As Cow Hill declined, Commerce gained population, incorporated in 1885, welcomed the St. Louis Southwestern (Cotton Belt) Railroad in 1887, and celebrated the relocation of W. L. Mayo's East Texas Normal College from Cooper to Commerce in 1894. Many citizens know this outline of local history, but few have visited the site of Cow Hill. In an effort to locate what remains of the older community, a resident was sought who could lead a tour of historic Cow Hill. The guide selected was Robert Grove, a native of Commerce and owner of the Cow Hill Farm. He spent summers in Cow Hill with his parents, who bought their first land in Cow Hill in 1929. His father, Dr. Joe Grove, was head of the Industrial Education department at East Texas State Teachers College.
For this tour beginning early in the morning before the day's heat spoiled the excursion, Grove took a route from Main Street north on Park Street. A right turn on FM 71 took Grove to the eastern city limits of Commerce. After a left turn onto property owned by Dan Ouzts, Grove pointed to the spot where Josiah Jackson built his store once facing FM 71, which at that time was the highway connecting Cooper and Commerce. Grove never saw the store building, but he saw the Jackson home, which was still standing when he was a youngster. Today a giant bois d'arc tree grows just west of the store location. The Cow Hill community was scattered along two and a half miles of a ridge above the Middle Sulphur River that once kept cows secure and dry.
"I think I have identified the race track that operated across the road from Jackson's store," Grove says. "It is a level piece of land. There were several race tracks in the area." Within two miles of Cow Hill, across the Delta County line to the east, is the Hart Cemetery, where William Jernigin and his wife are buried among other pioneers from the Cow Hill community.
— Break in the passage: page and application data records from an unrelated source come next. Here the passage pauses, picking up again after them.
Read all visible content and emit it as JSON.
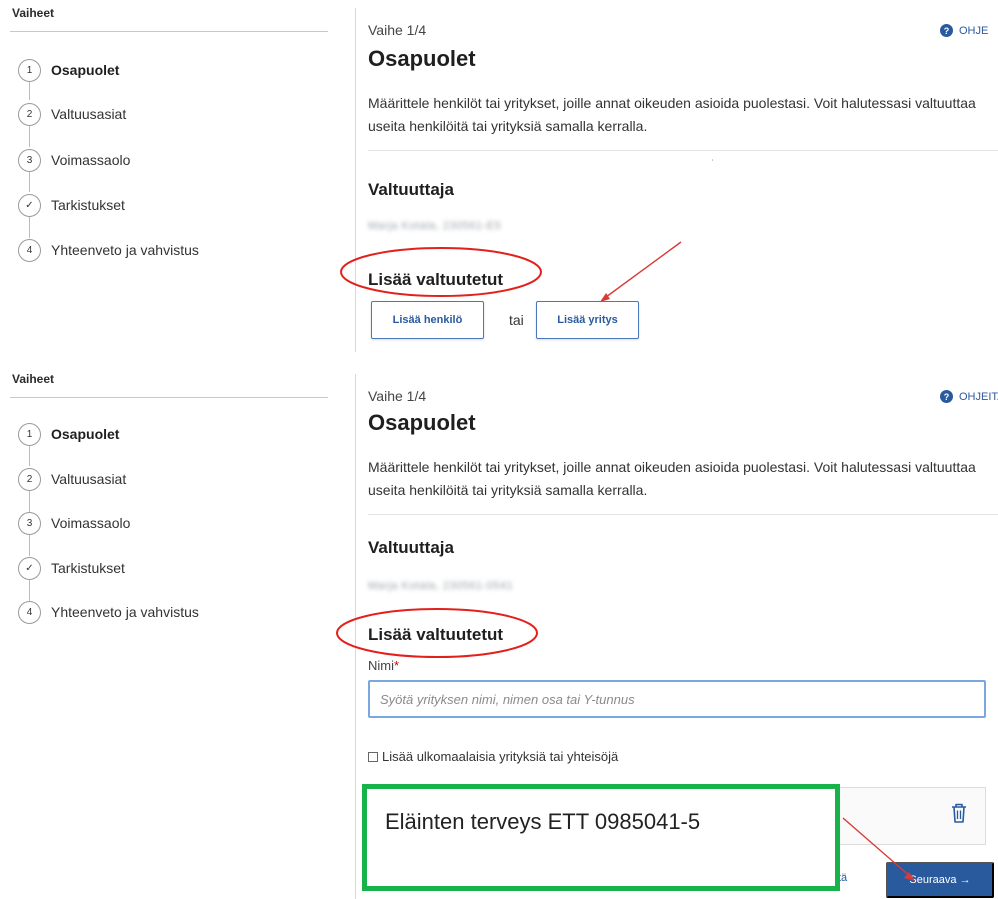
{
  "top": {
    "sidebar": {
      "title": "Vaiheet",
      "steps": [
        {
          "marker": "1",
          "label": "Osapuolet",
          "active": true
        },
        {
          "marker": "2",
          "label": "Valtuusasiat",
          "active": false
        },
        {
          "marker": "3",
          "label": "Voimassaolo",
          "active": false
        },
        {
          "marker": "✓",
          "label": "Tarkistukset",
          "active": false
        },
        {
          "marker": "4",
          "label": "Yhteenveto ja vahvistus",
          "active": false
        }
      ]
    },
    "main": {
      "phase": "Vaihe 1/4",
      "title": "Osapuolet",
      "help_label": "OHJE",
      "intro": "Määrittele henkilöt tai yritykset, joille annat oikeuden asioida puolestasi. Voit halutessasi valtuuttaa useita henkilöitä tai yrityksiä samalla kerralla.",
      "grantor_heading": "Valtuuttaja",
      "grantor_value": "Marja Kotala, 230561-E5",
      "add_heading": "Lisää valtuutetut",
      "add_person_label": "Lisää henkilö",
      "or_label": "tai",
      "add_company_label": "Lisää yritys"
    }
  },
  "bottom": {
    "sidebar": {
      "title": "Vaiheet",
      "steps": [
        {
          "marker": "1",
          "label": "Osapuolet",
          "active": true
        },
        {
          "marker": "2",
          "label": "Valtuusasiat",
          "active": false
        },
        {
          "marker": "3",
          "label": "Voimassaolo",
          "active": false
        },
        {
          "marker": "✓",
          "label": "Tarkistukset",
          "active": false
        },
        {
          "marker": "4",
          "label": "Yhteenveto ja vahvistus",
          "active": false
        }
      ]
    },
    "main": {
      "phase": "Vaihe 1/4",
      "title": "Osapuolet",
      "help_label": "OHJEITA",
      "intro": "Määrittele henkilöt tai yritykset, joille annat oikeuden asioida puolestasi. Voit halutessasi valtuuttaa useita henkilöitä tai yrityksiä samalla kerralla.",
      "grantor_heading": "Valtuuttaja",
      "grantor_value": "Marja Kotala, 230561-0541",
      "add_heading": "Lisää valtuutetut",
      "name_label": "Nimi",
      "name_required": "*",
      "name_placeholder": "Syötä yrityksen nimi, nimen osa tai Y-tunnus",
      "foreign_checkbox_label": "Lisää ulkomaalaisia yrityksiä tai yhteisöjä",
      "next_label": "Seuraava →",
      "peek_link": "tä"
    }
  },
  "annotation": {
    "note_text": "Eläinten terveys ETT 0985041-5",
    "circle_color": "#e3201b",
    "arrow_color": "#d93a36",
    "box_color": "#17b34a"
  }
}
Some of the earlier graves are identified by bois d'arc markers still standing among later stone memorials.
Cow Hill, whose enterprising leader, William Jernigan, became the father of Commerce, is still very much a picturesque community for its current residents.